      This is the third of a three case series. The (A) case describes the situation of Cadbury Schweppes (CS) and its sugar confectionery business, in a state of 'satisfactory underperformance' in which past strategies and practices make it hard for new management to initiate change in this widely respected company. The (B) case shows how from 1997 to 1999 John Sunderland, the new CEO and a new divisional manager used value based management (VBM) as a vehicle for transforming respectively the company and the sugar confectionery division with strong emphasis on people and leadership practices. The (C) case describes how CS' performance management system was redesigned in line with the Managing for Value (MfV) philosophy. It illustrates the new management performance process in action in the beverages business in Spain, where the country manager is faced with major competitive challenges. The immediate purpose of the Cadbury Schweppes series is to allow an informed discussion on the use and implementation of value based management, from a broader managerial rather than the typical financial perspective. The broader purpose is to illustrate how VBM can lead to corporate transformation and a sharpening of leadership practices in large firms. The series further describes how the design of the performance management system supports the implementation of MfV.
    • Venturing into e-commerce in the MRO market
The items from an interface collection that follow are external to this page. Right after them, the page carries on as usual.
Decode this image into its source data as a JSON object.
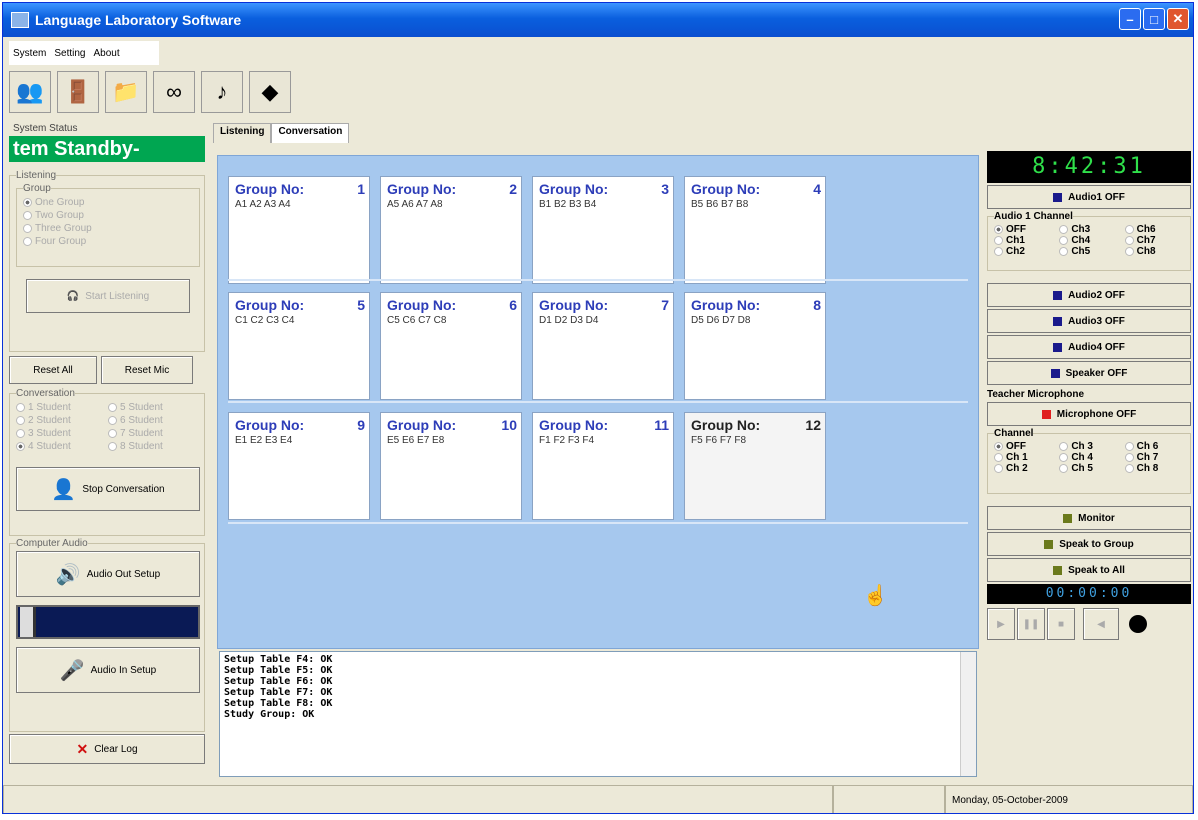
{
  "window": {
    "title": "Language Laboratory Software",
    "controls": [
      "minimize",
      "maximize",
      "close"
    ]
  },
  "menu": [
    "System",
    "Setting",
    "About"
  ],
  "toolbar": [
    "users-icon",
    "exit-icon",
    "folder-icon",
    "link-icon",
    "music-icon",
    "device-icon"
  ],
  "left": {
    "status_label": "System Status",
    "status_text": "tem Standby-",
    "listening": {
      "legend": "Listening",
      "group_legend": "Group",
      "options": [
        "One Group",
        "Two Group",
        "Three Group",
        "Four Group"
      ],
      "start_button": "Start Listening"
    },
    "reset_all": "Reset All",
    "reset_mic": "Reset Mic",
    "conversation": {
      "legend": "Conversation",
      "options": [
        "1 Student",
        "5 Student",
        "2 Student",
        "6 Student",
        "3 Student",
        "7 Student",
        "4 Student",
        "8 Student"
      ],
      "stop_button": "Stop Conversation"
    },
    "computer_audio": "Computer Audio",
    "audio_out": "Audio Out Setup",
    "audio_in": "Audio In Setup",
    "clear_log": "Clear Log"
  },
  "tabs": [
    "Listening",
    "Conversation"
  ],
  "groups": [
    {
      "label": "Group No:",
      "num": "1",
      "members": "A1 A2 A3 A4"
    },
    {
      "label": "Group No:",
      "num": "2",
      "members": "A5 A6 A7 A8"
    },
    {
      "label": "Group No:",
      "num": "3",
      "members": "B1 B2 B3 B4"
    },
    {
      "label": "Group No:",
      "num": "4",
      "members": "B5 B6 B7 B8"
    },
    {
      "label": "Group No:",
      "num": "5",
      "members": "C1 C2 C3 C4"
    },
    {
      "label": "Group No:",
      "num": "6",
      "members": "C5 C6 C7 C8"
    },
    {
      "label": "Group No:",
      "num": "7",
      "members": "D1 D2 D3 D4"
    },
    {
      "label": "Group No:",
      "num": "8",
      "members": "D5 D6 D7 D8"
    },
    {
      "label": "Group No:",
      "num": "9",
      "members": "E1 E2 E3 E4"
    },
    {
      "label": "Group No:",
      "num": "10",
      "members": "E5 E6 E7 E8"
    },
    {
      "label": "Group No:",
      "num": "11",
      "members": "F1 F2 F3 F4"
    },
    {
      "label": "Group No:",
      "num": "12",
      "members": "F5 F6 F7 F8"
    }
  ],
  "log": [
    "Setup Table F4: OK",
    "Setup Table F5: OK",
    "Setup Table F6: OK",
    "Setup Table F7: OK",
    "Setup Table F8: OK",
    "Study Group: OK"
  ],
  "right": {
    "clock": "8:42:31",
    "audio1": "Audio1 OFF",
    "audio1_channel": "Audio 1 Channel",
    "audio_channels": [
      "OFF",
      "Ch3",
      "Ch6",
      "Ch1",
      "Ch4",
      "Ch7",
      "Ch2",
      "Ch5",
      "Ch8"
    ],
    "audio2": "Audio2 OFF",
    "audio3": "Audio3 OFF",
    "audio4": "Audio4 OFF",
    "speaker": "Speaker OFF",
    "teacher_mic": "Teacher Microphone",
    "mic_off": "Microphone OFF",
    "channel": "Channel",
    "mic_channels": [
      "OFF",
      "Ch 3",
      "Ch 6",
      "Ch 1",
      "Ch 4",
      "Ch 7",
      "Ch 2",
      "Ch 5",
      "Ch 8"
    ],
    "monitor": "Monitor",
    "speak_group": "Speak to Group",
    "speak_all": "Speak to All",
    "timer": "00:00:00",
    "colors": {
      "audio": "#1a1a8c",
      "mic": "#e02020",
      "green": "#6b7a1c"
    }
  },
  "statusbar": {
    "date": "Monday, 05-October-2009"
  }
}
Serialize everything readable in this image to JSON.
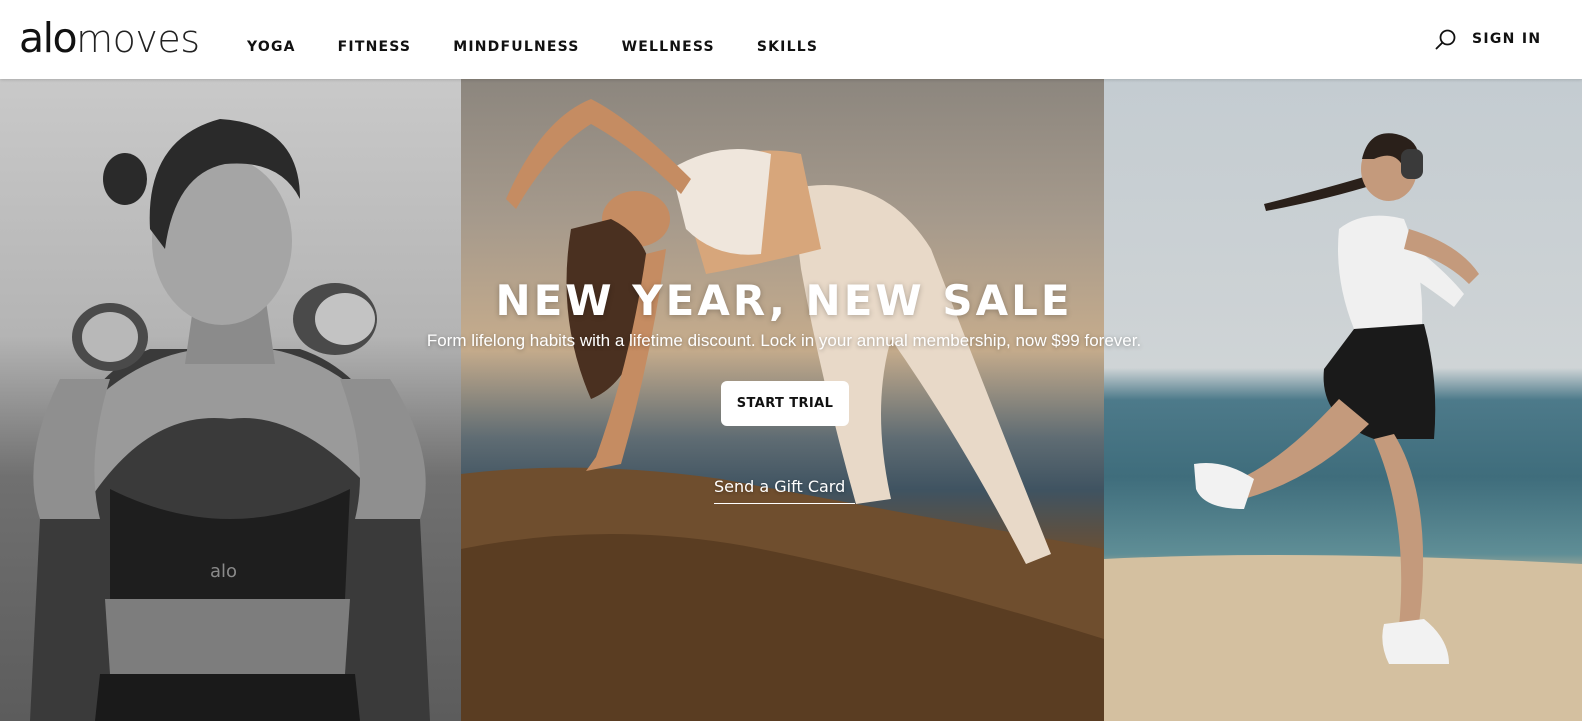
{
  "header": {
    "logo": {
      "strong": "alo",
      "light": "moves"
    },
    "nav": [
      {
        "label": "YOGA"
      },
      {
        "label": "FITNESS"
      },
      {
        "label": "MINDFULNESS"
      },
      {
        "label": "WELLNESS"
      },
      {
        "label": "SKILLS"
      }
    ],
    "search_icon": "search-icon",
    "signin_label": "SIGN IN"
  },
  "hero": {
    "title": "NEW YEAR, NEW SALE",
    "subtitle": "Form lifelong habits with a lifetime discount. Lock in your annual membership, now $99 forever.",
    "cta_label": "START TRIAL",
    "gift_label": "Send a Gift Card",
    "panels": [
      {
        "description_icon": "photo-woman-dumbbells",
        "tone": "#8a8a8a"
      },
      {
        "description_icon": "photo-woman-backbend",
        "tone": "#a07a55"
      },
      {
        "description_icon": "photo-woman-running-beach",
        "tone": "#4f7e8d"
      }
    ],
    "logo_mark_text": "alo"
  },
  "colors": {
    "header_bg": "#ffffff",
    "text_dark": "#111111",
    "cta_bg": "#ffffff",
    "hero_text": "#ffffff"
  }
}
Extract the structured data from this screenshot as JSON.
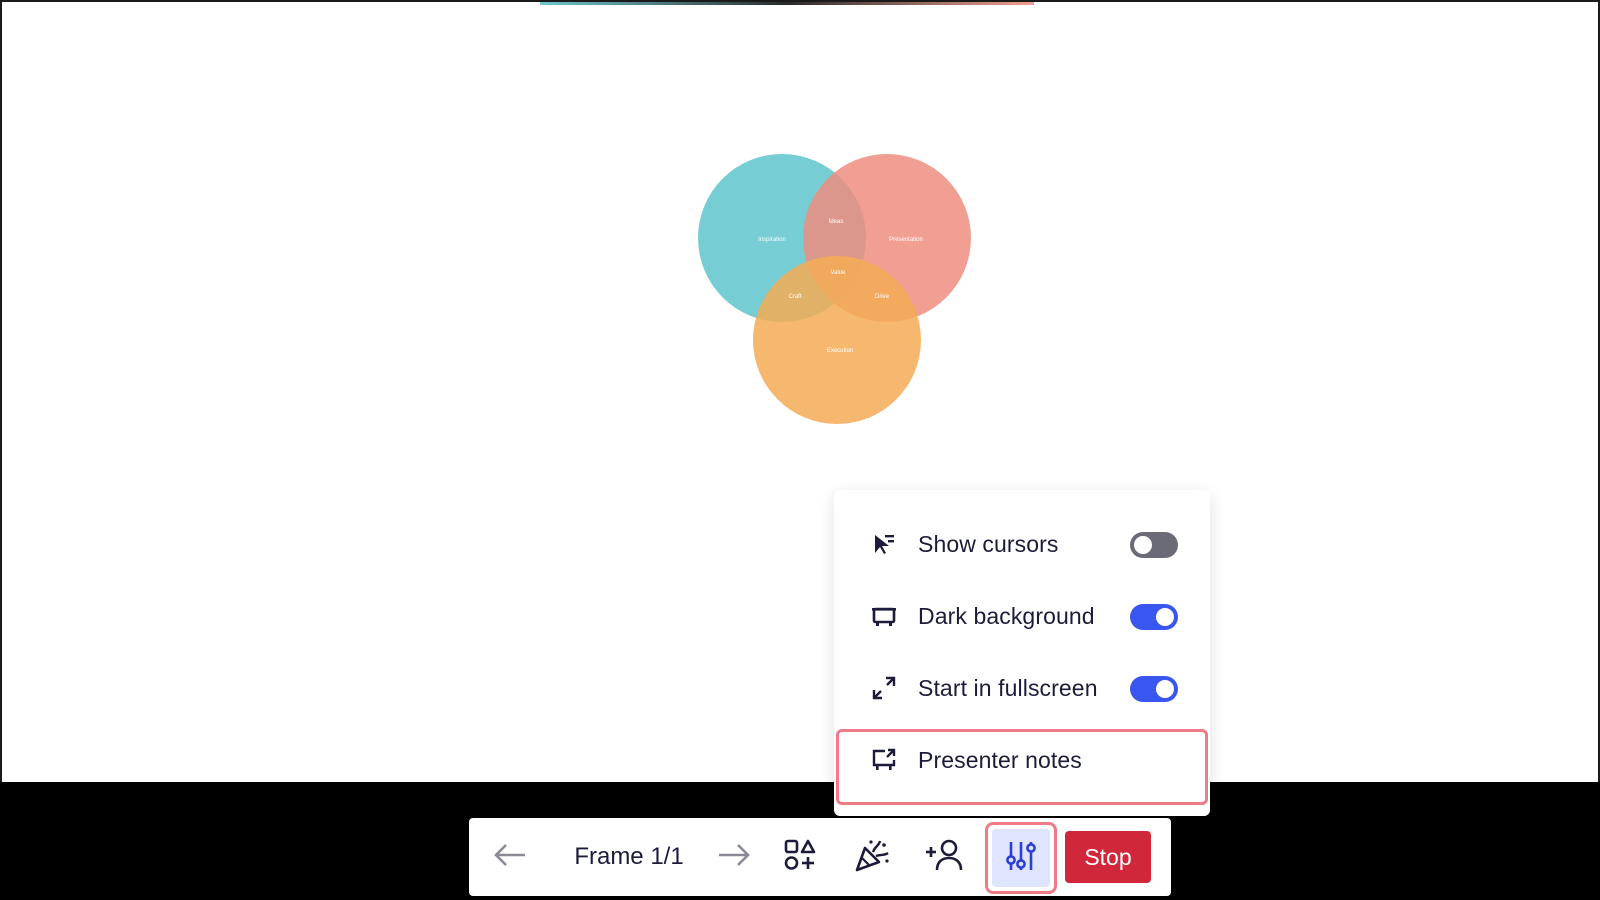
{
  "canvas": {
    "venn_labels": {
      "left": "Inspiration",
      "right": "Presentation",
      "bottom": "Execution",
      "top_overlap": "Ideas",
      "center": "Value",
      "left_overlap": "Craft",
      "right_overlap": "Drive"
    },
    "colors": {
      "left_circle": "#5ec4cc",
      "right_circle": "#ef8d80",
      "bottom_circle": "#f5ac55"
    }
  },
  "settings_menu": {
    "items": [
      {
        "label": "Show cursors",
        "icon": "cursor-icon",
        "toggle": false
      },
      {
        "label": "Dark background",
        "icon": "monitor-icon",
        "toggle": true
      },
      {
        "label": "Start in fullscreen",
        "icon": "expand-icon",
        "toggle": true
      },
      {
        "label": "Presenter notes",
        "icon": "external-screen-icon"
      }
    ]
  },
  "toolbar": {
    "frame_label": "Frame 1/1",
    "prev_icon": "arrow-left-icon",
    "next_icon": "arrow-right-icon",
    "shapes_icon": "shapes-add-icon",
    "celebrate_icon": "party-popper-icon",
    "invite_icon": "add-person-icon",
    "settings_icon": "sliders-icon",
    "stop_label": "Stop",
    "stop_color": "#d0273a",
    "highlight_color": "#ef7b86"
  }
}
      Muylle, Steve; Croon, Eric (Vlerick Business School, 2003)
      Eric Croon, head of e-commerce at the Baudoin Group, must make decisions about how to adapt his business to the threats and opportunities posed by the Internet. A central issue is how this leading distributor of mechanical maintenance, repair, and operating (MRO) supplies in Belgium, Luxembourg and the Netherlands should deal with: (1) the Internet's disintermediation threat, (2) large customers upcoming demand for electronic procurement system integration, and (3) the participation of its largest competitor in a digital marketplace initiative for MRO supplies.
    • Case NewCo

      Clarysse, Bart (2003)
    • Strategic Positioning at Interbrew: to Beck's or not to Beck's

      Muylle, Steve; Van Doorselaere, Ignace (Vlerick Business School, 2003)
      Interbrew, the world second largest brewer headquartered in Belgium, needs to assess whether entering the German market through the acquisition of Beck's is in line with its well-established, successful strategic positioning paradigm. Given the record high acquisition price, Interbrew needs strong argumentation whether the deal would make strategic sense.